From trailer to sailer

Last time I rigged Aurora was at Suffolk Yacht Harbour in Levington near Ipswich in Suffolk. I decided I would try to make a time-lapse of the rigging process. Unsurprisingly, this turned out to be harder than expected. Firstly, the camera exposure is difficult because of the amount of pale sky in the shot. Secondly, its amazing how many cars and people went past the camera during the filming (and I thought at the time how quiet it was!). Well, I’ve adjusted the exposure a bit and edited out all the cars and here is the result.
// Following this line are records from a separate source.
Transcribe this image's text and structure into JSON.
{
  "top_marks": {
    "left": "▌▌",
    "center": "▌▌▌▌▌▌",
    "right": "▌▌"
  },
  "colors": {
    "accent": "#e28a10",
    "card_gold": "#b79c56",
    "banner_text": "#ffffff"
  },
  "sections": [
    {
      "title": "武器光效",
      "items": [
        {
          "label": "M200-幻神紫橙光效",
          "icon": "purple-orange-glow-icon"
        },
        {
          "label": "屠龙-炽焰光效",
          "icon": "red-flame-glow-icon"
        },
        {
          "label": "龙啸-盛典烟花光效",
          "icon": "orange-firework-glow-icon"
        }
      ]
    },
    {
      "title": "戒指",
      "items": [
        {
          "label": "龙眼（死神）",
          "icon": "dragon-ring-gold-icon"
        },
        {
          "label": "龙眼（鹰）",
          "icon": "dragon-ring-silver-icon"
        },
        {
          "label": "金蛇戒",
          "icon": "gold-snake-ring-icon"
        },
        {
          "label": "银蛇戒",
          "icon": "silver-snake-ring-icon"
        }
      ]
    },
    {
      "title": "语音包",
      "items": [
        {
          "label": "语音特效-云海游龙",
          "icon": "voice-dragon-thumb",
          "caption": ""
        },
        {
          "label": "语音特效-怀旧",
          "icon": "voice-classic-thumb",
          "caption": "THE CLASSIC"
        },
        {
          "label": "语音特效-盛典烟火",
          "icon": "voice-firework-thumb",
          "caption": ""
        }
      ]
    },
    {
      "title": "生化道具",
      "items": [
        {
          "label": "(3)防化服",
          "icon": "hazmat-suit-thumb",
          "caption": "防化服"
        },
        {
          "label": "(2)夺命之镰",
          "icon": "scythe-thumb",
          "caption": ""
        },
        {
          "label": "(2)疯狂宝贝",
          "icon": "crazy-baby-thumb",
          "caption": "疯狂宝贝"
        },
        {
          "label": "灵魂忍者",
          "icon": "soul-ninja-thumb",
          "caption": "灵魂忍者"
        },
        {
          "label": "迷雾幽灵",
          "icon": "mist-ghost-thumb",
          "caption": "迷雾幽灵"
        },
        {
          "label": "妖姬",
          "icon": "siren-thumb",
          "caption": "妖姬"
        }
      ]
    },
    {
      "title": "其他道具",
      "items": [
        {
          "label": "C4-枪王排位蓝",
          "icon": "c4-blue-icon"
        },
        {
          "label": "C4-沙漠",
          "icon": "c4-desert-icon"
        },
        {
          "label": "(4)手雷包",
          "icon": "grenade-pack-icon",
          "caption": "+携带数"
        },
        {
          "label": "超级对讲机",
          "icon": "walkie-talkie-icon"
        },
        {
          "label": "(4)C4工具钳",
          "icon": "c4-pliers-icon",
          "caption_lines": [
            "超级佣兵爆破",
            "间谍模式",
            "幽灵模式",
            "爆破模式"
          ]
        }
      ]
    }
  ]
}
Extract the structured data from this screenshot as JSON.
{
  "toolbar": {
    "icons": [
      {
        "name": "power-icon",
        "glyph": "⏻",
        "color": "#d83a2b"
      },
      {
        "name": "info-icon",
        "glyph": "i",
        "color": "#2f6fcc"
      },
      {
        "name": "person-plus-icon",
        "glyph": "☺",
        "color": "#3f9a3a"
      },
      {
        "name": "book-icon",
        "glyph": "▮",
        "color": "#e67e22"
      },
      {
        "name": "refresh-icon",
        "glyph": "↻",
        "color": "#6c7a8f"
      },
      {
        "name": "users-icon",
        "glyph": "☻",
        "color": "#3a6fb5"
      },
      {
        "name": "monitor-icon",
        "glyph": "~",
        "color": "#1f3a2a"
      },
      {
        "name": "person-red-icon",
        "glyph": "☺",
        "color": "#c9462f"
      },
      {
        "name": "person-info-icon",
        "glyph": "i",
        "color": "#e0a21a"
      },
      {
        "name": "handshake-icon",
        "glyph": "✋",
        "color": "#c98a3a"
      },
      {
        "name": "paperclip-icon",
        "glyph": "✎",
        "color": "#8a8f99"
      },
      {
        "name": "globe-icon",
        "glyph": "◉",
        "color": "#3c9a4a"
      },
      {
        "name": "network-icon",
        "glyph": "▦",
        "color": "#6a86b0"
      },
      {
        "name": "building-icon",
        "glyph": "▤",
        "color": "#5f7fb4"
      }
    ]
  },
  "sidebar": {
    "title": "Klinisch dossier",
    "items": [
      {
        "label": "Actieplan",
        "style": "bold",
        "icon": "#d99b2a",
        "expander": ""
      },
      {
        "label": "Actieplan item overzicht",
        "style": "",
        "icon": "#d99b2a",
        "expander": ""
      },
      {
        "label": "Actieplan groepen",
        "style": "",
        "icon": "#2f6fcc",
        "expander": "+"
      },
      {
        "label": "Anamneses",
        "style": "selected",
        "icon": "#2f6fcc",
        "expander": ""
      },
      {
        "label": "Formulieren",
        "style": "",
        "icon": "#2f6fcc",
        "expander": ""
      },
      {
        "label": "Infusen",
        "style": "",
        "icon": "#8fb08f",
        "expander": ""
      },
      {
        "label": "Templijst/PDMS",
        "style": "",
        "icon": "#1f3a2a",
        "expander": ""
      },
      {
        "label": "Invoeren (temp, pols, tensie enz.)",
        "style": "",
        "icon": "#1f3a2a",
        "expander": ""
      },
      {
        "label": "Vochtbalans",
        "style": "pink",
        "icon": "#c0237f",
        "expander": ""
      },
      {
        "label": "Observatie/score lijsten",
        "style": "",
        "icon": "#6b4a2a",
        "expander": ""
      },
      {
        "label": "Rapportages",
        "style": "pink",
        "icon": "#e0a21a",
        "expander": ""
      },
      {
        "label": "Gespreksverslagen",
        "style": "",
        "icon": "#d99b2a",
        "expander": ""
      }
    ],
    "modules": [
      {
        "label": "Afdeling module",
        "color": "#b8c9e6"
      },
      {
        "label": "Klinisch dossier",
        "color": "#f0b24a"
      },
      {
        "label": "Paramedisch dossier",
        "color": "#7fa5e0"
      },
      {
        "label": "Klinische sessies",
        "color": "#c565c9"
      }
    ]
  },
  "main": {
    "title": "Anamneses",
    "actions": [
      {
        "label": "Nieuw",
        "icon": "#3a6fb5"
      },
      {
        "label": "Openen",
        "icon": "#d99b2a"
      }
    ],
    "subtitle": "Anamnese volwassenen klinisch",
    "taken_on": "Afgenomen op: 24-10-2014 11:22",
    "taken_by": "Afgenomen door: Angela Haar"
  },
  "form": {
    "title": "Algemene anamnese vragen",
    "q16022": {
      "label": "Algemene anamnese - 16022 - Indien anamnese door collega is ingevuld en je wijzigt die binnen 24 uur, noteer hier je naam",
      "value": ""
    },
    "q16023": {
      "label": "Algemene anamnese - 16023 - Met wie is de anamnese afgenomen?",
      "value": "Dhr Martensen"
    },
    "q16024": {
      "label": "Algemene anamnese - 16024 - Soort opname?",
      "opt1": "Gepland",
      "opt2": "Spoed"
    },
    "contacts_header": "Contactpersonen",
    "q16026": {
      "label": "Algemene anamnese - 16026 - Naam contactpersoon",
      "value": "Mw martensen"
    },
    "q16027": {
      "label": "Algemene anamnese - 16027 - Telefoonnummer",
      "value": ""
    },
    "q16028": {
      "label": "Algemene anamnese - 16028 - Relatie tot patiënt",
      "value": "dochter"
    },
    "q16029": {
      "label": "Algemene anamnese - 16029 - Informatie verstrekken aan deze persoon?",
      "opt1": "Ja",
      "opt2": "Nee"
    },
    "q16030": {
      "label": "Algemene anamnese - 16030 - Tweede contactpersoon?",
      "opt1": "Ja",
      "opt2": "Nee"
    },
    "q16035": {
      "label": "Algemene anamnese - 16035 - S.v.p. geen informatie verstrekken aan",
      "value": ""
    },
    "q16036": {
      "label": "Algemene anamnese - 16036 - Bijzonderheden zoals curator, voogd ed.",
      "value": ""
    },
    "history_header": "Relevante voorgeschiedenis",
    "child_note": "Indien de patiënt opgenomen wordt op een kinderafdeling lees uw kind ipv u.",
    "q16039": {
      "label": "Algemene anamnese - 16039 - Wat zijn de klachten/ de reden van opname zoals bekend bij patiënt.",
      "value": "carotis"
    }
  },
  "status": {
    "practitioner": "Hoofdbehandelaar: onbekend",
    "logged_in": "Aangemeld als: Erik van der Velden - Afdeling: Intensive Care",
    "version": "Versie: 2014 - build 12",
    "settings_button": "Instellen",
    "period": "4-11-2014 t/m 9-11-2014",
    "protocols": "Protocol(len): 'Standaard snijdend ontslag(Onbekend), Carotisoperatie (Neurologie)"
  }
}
Look out for, Aimee, my wandering helper….

 

https://vimeo.com/96246030